National Network for Child Care’s Connections Newsletter
Christine M. Todd, Ph.D.
Child Development Specialist
Human Development and Family Studies
University of Illinois Cooperative Extension
You turn around to pick up a few stray toys – and it happens. Erin lets out a piercing scream. You rush over and there’s the tell-tale sign – red teeth marks on Erin’s arm. Biting is one of the most difficult behaviors to deal with in young children. Biting is very similar to hitting, but it is much more dangerous. Young children have more power in their jaw muscles than in their arms, so the damage is more severe. And it can happen in an instant, even when you are standing right there!

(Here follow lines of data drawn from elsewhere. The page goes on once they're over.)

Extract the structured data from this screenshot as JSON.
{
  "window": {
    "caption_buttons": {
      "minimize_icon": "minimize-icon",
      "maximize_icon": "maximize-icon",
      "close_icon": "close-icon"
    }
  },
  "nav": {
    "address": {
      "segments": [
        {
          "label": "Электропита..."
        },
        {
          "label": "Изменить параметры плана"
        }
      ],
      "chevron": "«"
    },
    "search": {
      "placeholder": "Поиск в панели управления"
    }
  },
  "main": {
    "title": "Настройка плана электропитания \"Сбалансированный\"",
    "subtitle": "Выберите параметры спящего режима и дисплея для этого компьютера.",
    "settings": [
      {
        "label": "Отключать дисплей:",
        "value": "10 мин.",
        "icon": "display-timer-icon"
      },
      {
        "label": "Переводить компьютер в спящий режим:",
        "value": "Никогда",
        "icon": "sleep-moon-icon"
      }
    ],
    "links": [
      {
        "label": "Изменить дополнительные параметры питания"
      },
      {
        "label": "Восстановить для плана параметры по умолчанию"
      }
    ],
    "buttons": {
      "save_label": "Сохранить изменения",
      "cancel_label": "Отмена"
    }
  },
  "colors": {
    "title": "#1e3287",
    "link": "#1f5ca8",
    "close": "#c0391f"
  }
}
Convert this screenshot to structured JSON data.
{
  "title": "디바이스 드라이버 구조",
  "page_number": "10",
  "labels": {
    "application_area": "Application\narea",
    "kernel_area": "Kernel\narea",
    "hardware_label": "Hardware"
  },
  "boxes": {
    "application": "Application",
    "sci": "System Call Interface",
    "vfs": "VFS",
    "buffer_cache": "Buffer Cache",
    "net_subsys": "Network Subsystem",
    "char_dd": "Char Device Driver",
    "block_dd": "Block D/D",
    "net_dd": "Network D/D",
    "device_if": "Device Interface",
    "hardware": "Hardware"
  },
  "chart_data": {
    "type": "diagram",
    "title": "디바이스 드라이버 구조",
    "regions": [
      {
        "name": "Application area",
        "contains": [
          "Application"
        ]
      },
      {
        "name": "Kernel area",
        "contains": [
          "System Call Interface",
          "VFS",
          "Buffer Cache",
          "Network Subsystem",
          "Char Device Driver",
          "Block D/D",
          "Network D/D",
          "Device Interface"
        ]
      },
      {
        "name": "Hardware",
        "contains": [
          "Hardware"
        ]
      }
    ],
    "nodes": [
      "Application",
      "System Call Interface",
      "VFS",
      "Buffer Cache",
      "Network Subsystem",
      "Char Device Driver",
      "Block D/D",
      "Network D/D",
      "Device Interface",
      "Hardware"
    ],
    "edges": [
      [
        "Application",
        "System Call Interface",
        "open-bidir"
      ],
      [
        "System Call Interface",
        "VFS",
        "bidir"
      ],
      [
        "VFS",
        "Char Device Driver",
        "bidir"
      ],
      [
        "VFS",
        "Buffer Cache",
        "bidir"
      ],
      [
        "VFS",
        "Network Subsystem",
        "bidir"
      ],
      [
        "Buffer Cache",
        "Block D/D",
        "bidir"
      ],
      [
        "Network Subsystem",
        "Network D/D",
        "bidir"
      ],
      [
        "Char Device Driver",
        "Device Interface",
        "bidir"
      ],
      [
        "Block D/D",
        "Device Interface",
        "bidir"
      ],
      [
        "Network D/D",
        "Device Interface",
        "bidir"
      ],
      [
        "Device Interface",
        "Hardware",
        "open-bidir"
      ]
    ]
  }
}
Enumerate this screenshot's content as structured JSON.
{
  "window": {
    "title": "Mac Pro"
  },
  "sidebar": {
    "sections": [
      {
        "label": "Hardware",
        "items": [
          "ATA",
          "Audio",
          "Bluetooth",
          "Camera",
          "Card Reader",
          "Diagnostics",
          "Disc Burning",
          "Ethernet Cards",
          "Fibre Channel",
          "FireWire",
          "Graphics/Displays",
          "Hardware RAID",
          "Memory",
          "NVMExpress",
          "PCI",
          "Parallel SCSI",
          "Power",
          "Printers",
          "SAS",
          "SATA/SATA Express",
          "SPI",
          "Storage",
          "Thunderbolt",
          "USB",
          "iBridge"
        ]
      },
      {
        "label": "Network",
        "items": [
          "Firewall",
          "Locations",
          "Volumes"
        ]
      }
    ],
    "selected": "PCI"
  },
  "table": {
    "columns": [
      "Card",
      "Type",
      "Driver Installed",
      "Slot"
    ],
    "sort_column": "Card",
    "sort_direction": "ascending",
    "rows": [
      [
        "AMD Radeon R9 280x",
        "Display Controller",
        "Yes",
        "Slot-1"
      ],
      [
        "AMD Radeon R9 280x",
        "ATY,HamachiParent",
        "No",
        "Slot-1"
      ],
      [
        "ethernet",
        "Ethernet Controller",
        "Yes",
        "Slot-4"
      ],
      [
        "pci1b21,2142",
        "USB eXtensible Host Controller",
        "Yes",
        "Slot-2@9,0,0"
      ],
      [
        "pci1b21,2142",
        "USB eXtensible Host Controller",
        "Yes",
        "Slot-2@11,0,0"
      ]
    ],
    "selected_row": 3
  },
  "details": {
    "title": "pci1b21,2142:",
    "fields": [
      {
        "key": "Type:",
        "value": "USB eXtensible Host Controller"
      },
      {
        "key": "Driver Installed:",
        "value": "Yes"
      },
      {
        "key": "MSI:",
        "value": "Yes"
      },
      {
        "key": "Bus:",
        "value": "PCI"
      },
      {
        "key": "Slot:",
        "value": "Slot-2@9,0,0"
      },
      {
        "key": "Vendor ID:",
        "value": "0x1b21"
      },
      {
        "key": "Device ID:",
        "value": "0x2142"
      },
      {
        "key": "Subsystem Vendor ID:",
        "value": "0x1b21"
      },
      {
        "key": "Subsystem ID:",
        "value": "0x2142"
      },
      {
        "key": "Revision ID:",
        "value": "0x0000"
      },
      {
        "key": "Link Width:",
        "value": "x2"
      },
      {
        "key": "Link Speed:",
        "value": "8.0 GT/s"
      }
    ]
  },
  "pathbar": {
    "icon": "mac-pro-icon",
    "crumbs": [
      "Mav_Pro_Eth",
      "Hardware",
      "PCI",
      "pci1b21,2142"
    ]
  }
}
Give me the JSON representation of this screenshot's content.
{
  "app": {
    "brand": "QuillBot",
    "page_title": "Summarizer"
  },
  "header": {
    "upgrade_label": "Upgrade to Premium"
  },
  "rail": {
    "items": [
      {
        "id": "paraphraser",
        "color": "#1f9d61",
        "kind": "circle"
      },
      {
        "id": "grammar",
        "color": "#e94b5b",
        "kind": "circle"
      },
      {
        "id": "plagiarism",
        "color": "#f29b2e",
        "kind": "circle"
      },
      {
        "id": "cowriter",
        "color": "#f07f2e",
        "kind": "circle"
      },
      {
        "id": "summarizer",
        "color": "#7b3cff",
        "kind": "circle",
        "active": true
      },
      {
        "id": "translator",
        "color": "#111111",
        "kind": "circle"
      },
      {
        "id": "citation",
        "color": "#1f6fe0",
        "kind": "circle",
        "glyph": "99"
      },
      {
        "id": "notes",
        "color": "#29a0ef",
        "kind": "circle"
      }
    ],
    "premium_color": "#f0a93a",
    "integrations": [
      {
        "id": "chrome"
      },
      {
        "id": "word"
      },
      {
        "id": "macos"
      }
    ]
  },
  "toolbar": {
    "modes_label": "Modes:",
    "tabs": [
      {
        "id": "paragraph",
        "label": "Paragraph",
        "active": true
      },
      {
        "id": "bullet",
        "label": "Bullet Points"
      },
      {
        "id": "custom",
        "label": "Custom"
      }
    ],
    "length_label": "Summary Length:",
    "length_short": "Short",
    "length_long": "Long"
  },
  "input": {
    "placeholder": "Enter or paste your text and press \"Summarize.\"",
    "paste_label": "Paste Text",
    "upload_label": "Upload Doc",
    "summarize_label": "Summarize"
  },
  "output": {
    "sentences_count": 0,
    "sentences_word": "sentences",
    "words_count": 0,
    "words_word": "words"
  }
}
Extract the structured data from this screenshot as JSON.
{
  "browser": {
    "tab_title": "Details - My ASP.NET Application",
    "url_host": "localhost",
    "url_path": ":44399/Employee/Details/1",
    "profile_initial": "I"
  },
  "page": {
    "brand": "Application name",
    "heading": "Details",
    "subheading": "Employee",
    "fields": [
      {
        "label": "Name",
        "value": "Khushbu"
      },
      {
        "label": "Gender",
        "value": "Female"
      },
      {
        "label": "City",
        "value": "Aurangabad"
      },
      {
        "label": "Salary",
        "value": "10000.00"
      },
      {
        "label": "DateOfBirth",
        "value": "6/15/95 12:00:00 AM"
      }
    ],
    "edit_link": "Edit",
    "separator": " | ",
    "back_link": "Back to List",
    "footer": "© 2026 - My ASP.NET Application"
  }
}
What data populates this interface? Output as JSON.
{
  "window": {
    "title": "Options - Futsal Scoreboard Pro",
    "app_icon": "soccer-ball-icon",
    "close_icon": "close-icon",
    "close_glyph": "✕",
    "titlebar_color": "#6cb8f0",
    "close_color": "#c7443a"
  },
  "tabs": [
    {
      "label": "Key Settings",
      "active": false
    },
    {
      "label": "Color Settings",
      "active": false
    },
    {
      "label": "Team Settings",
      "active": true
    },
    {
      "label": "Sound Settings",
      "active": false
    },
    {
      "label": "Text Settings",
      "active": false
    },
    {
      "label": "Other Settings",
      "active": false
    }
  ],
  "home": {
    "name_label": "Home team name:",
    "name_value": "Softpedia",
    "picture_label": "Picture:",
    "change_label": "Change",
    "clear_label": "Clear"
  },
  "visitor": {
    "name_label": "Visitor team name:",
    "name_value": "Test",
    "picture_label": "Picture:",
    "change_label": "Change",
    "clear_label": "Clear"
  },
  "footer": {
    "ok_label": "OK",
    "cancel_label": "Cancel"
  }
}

Biting is quite common among toddlers and is a very normal reaction for this age group. Children bite for many reasons. Sometimes they are teething and the biting feels good. Others seem to enjoy the strong reaction they get. Sometimes it starts out as a kiss and just goes too far. Most of the time, though, biting occurs because a child is frustrated and does not know what else to do. For example, the activity may be too difficult for the child. Or there may be too many children for the child to deal with. Or the child may be angry because someone tried to take a toy away. Because the child has not yet learned appropriate words or actions to express his frustration, he resorts to biting.
There are many things you can do to eliminate the biting.
CHANGE THE SITUATION.
- Provide easier toys and activities for the child.
- Provide more toys so there is less fighting over the toys. Buy more than one of popular toys so very young children will not have to wait long to play with them.
- Decrease the number of children the child plays near.
- Shorten the playtime, or watch more carefully to see when the child starts to “lose it.”
TEACH ACCEPTABLE ALTERNATIVES TO BITING.
- Teach the child to say “no” if another child is doing something he doesn’t like.
- Substitute a teething ring if the child looks like she is about to bite another child.
PROVIDE CLOSE SUPERVISION.
- Stay very close to the child to monitor things, especially in situations where you think biting is likely to occur.
- If the child does bite, immediately remove the child from the others. (Do this after you have checked to see that the child who was bitten is okay!) Briefly explain that biting hurts others and will not be allowed. If you consistently remove the child when he bites, he will learn that he must stop biting if he wants to play with others.
PRAISE CHILDREN FOR APPROPRIATE BEHAVIOR.
- Compliment the child when he is playing well with others. This will help the child realize that you value this kind of behavior. It will also help build the child’s self-esteem.
It is also important to talk with parents. Talk to the parents of the child who is biting and the parents of the other children in your care. Assure the parents that biting, although it is serious and not to be tolerated, is quite normal in very young children. Explain why biting occurs and the techniques you are using to help the child overcome the problem. This shows the parents that you are knowledgeable about children and on top of the situation. Dealing with a child who bites can be challenging, but your efforts will help the child take one more step toward independence and self-control.
National Network for Child Care – NNCC. Part of CYFERNET, the National Extension Service
Children Youth and Family Educational Research Network. Permission is granted to reproduce
these materials in whole or in part for educational purposes only (not for profit beyond the cost of
reproduction) provided that the author and Network receive acknowledgment and this notice is
Reprinted with permission from the National Network for Child Care – NNCC. Todd, C.M. (1992). When children bite. In Todd, C.M. (Ed.), *Day care center connections*, 1(6), pp. 3-4 Urbana-Champaign, IL: University of Illinois Cooperative Extension Service.
FORMAT AVAILABLE:: Internet
DOCUMENT REVIEW:: Level 3 – National Peer Review
DOCUMENT SIZE:: 16 K or 3 pages
ENTRY DATE:: February 1996